It looks a bit daft, and never feels like you're really at the helm of a futuristic military vehicle. This distancing effect becomes more pronounced later, when you have to zip about, tricking a giant one-hit-kill Geth cannon into blasting its own shield generators, or hopping from rock to rock up a river of magma, like some sci-fi version of Frogger. These bits are fake and videogamey, and it's hard to connect them to the more robust and immersive action on foot.
Thankfully, these distractions are too brief to detract from the overall experience. Each base has its own unique tempo, as artificially awoken Geth test subjects scuttle back to life. Wisely it's not non-stop blasting from beginning to end. In one of the bases, you'll spend a lot of time walking deeper and deeper into the facility without incident, passing dozens of deactivated and broken Geth along the way, tension coming not from combat but the suspicion that you'll be coming back this way later, when these inert foes will be considerably livelier.
There are even a couple of puzzles - one involving moving walkways to cross a flooded room, the other a mathematically challenged elevator. Neither will leave you scratching your head for long, but that's not really the point. They're there to make your brain change gear, refocusing from assault tactics to logical problem solving, and it's the sort of change in pace that keeps Overlord interesting through its two hours or so of gameplay.
Of course, action isn't really why we crave DLC for games like Mass Effect 2. If we just wanted to blast more enemies, we could just start a new game or reload an old save and replay a favourite mission. No, we look to DLC because we want to spend more time in this universe, to experience new stories alongside characters we enjoy, and it's here that Overlord both soars and stumbles.

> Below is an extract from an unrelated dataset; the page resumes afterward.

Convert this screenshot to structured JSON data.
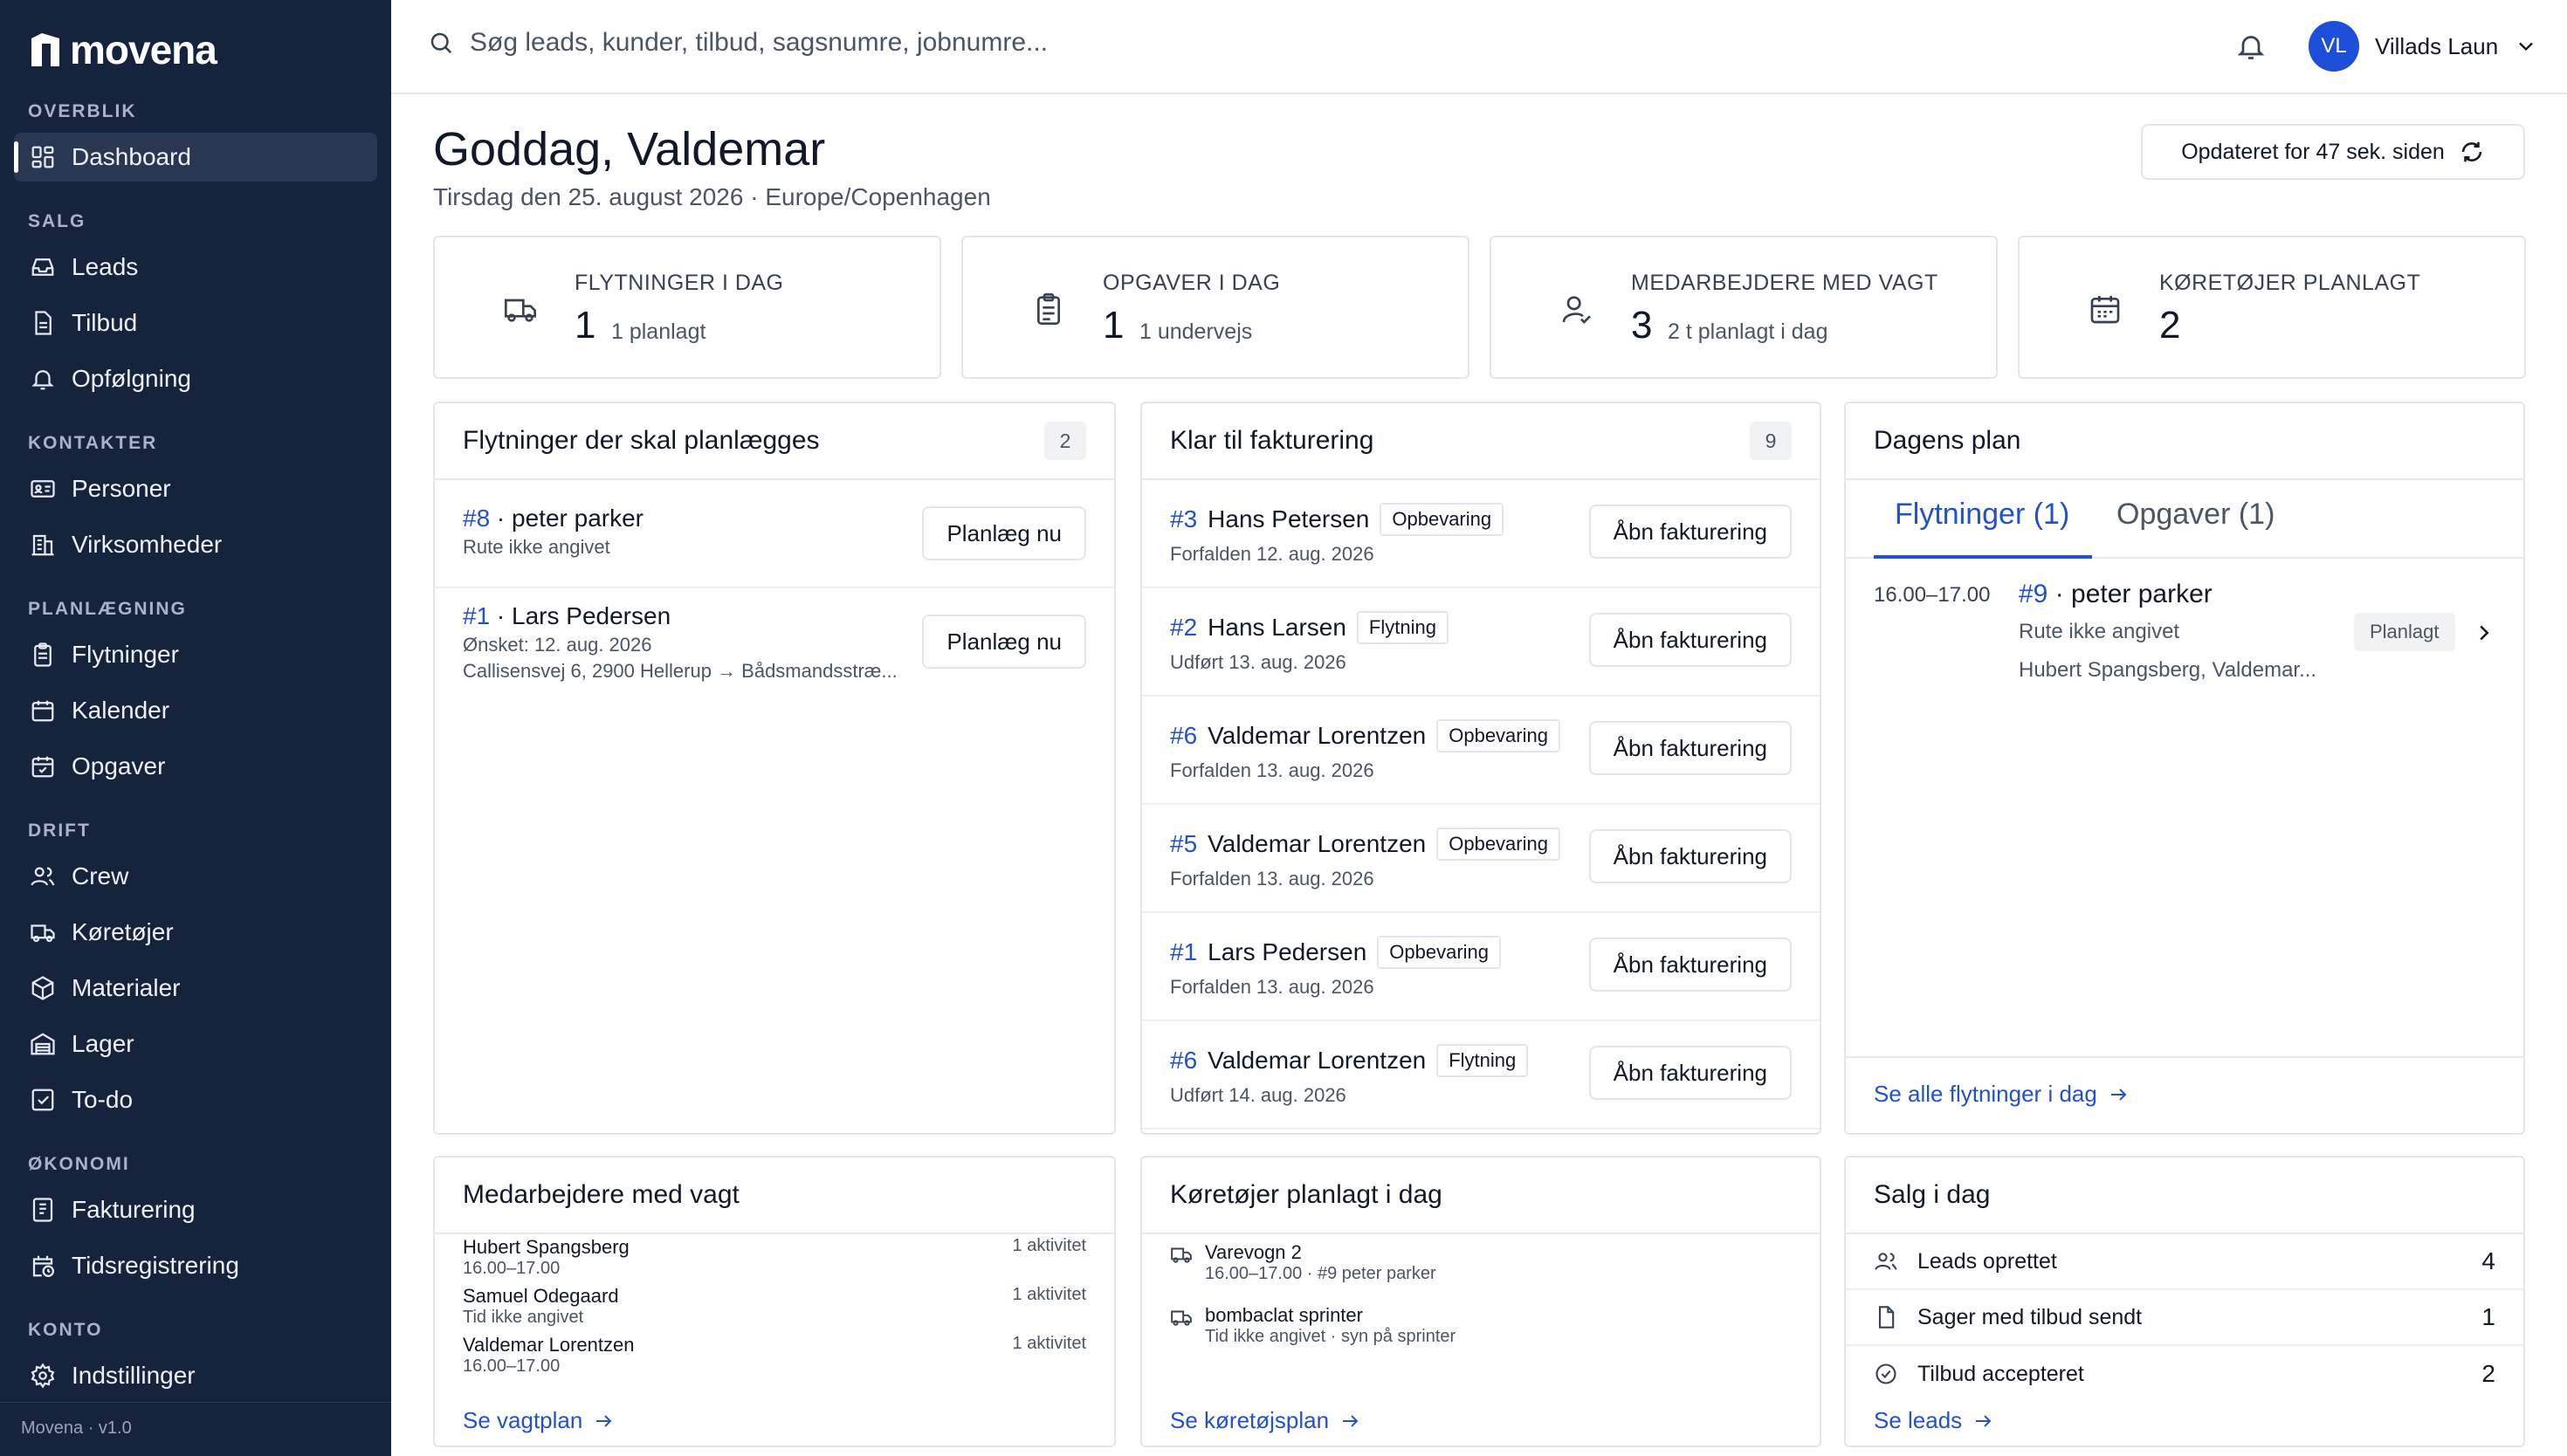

Overlord's ending, which I will try not to spoil, is very effective, certainly more so than you'd expect from an optional extra. Thought, care and balance has gone into shaping this interactive novella. Shepherd has faced rogue artificial intelligences before, most memorably in the lunar side quest of the original game, but this is ultimately more than just another tale of man versus dictatorial machine and the ethical choice at the end is between the lesser of two apparent evils, not a cut and dried good or bad coin toss. Even the boss fight that leads up to it bucks expectations, driven by containment rather than destruction.
Where the DLC drops the ball is in the way your characters react to what happens, or rather don't react. At all. Shepherd gets dialogue in a handful of new cut-scenes, but with 12 potential companions to cater for, there clearly wasn't any budget for new voiceover work in-game.
While that may be understandable from a practical development standpoint, it's a noticeable omission as a player. The circumstances of the ending are such that characters like Jack, Mordin and Legion would certainly have something to say, but seeing them standing mute reminds you that they're just digital puppets, not the fleshed-out characters of the main game's storyline.
That's a shame, but along with the Hammerhead combat, it's also one of the only real disappointments in an entertaining side dish that easily justifies its asking price.
Mass Effect 2: Overlord is out now for PC and Xbox 360, where it costs 560 Microsoft Points (£4.76 / €6.72).